JAMA and Archives Journals. (2008, January 22). Surgical Site Infections More Common Than Expected Following Breast Procedures. ScienceDaily. Retrieved November 26, 2014 from www.sciencedaily.com/releases/2008/01/080121164111.htm
JAMA and Archives Journals. "Surgical Site Infections More Common Than Expected Following Breast Procedures." ScienceDaily. www.sciencedaily.com/releases/2008/01/080121164111.htm (accessed November 26, 2014).

Share This


More From ScienceDaily



More Health & Medicine News

Wednesday, November 26, 2014

Featured Research

from universities, journals, and other organizations


Featured Videos

from AP, Reuters, AFP, and other news services

Pet Dogs to Be Used in Anti-Ageing Trial

Pet Dogs to Be Used in Anti-Ageing Trial

Reuters - Innovations Video Online (Nov. 26, 2014) Researchers in the United States are preparing to discover whether a drug commonly used in human organ transplants can extend the lifespan and health quality of pet dogs. Video provided by Reuters
Powered by NewsLook.com
From Popcorn To Vending Snacks: FDA Ups Calorie Count Rules

From Popcorn To Vending Snacks: FDA Ups Calorie Count Rules

Newsy (Nov. 25, 2014) The US FDA is announcing new calorie rules on Tuesday that will require everywhere from theaters to vending machines to include calorie counts. Video provided by Newsy
Powered by NewsLook.com
Daily Serving Of Yogurt Could Reduce Risk Of Type 2 Diabetes

Daily Serving Of Yogurt Could Reduce Risk Of Type 2 Diabetes

Newsy (Nov. 25, 2014) Need another reason to eat yogurt every day? Researchers now say it could reduce a person's risk of developing type 2 diabetes. Video provided by Newsy
Powered by NewsLook.com
Madagascar Working to Contain Plague Outbreak

Madagascar Working to Contain Plague Outbreak

AFP (Nov. 24, 2014) Madagascar said Monday it is trying to contain an outbreak of plague -- similar to the Black Death that swept Medieval Europe -- that has killed 40 people and is spreading to the capital Antananarivo.

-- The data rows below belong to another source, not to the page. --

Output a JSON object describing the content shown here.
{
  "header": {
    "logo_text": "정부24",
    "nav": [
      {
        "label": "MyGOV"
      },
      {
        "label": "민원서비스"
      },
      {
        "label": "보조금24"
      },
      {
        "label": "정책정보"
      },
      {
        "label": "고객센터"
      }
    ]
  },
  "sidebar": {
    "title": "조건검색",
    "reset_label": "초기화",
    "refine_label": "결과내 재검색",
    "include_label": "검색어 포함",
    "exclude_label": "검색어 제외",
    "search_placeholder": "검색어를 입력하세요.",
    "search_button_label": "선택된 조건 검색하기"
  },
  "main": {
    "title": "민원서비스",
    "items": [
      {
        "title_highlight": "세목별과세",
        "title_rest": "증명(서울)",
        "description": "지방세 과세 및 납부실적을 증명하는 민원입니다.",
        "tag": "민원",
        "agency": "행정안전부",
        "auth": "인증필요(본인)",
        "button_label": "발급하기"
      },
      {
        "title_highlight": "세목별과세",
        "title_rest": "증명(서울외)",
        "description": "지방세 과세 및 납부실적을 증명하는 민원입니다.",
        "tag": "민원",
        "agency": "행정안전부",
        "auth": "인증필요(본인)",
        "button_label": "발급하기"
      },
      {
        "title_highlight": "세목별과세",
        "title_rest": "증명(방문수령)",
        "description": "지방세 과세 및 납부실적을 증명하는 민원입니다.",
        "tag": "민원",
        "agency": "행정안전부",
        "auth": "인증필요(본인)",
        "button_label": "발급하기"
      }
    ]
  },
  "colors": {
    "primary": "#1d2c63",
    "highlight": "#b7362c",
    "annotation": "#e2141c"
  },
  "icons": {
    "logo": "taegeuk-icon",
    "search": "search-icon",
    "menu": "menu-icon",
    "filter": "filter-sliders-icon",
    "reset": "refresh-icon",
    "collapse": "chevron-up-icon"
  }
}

Duration: 00:42 Video provided by AFP
Powered by NewsLook.com

Search ScienceDaily

Number of stories in archives: 140,361

Find with keyword(s):
Enter a keyword or phrase to search ScienceDaily for related topics and research stories.

Save/Print:
Share:

Breaking News:

Strange & Offbeat Stories


Health & Medicine

Mind & Brain

Living & Well

In Other News

... from NewsDaily.com

Science News

Health News

Environment News

Technology News



Save/Print:
Share:

Free Subscriptions


Get the latest science news with ScienceDaily's free email newsletters, updated daily and weekly. Or view hourly updated newsfeeds in your RSS reader:

Get Social & Mobile


Keep up to date with the latest news from ScienceDaily via social networks and mobile apps:

Have Feedback?


Tell us what you think of ScienceDaily -- we welcome both positive and negative comments. Have any problems using the site? Questions?
Mobile: iPhone Android Web
Follow: Facebook Twitter Google+
Subscribe: RSS Feeds Email Newsletters
Latest Headlines Health & Medicine Mind & Brain Space & Time Matter & Energy Computers & Math Plants & Animals Earth & Climate Fossils & Ruins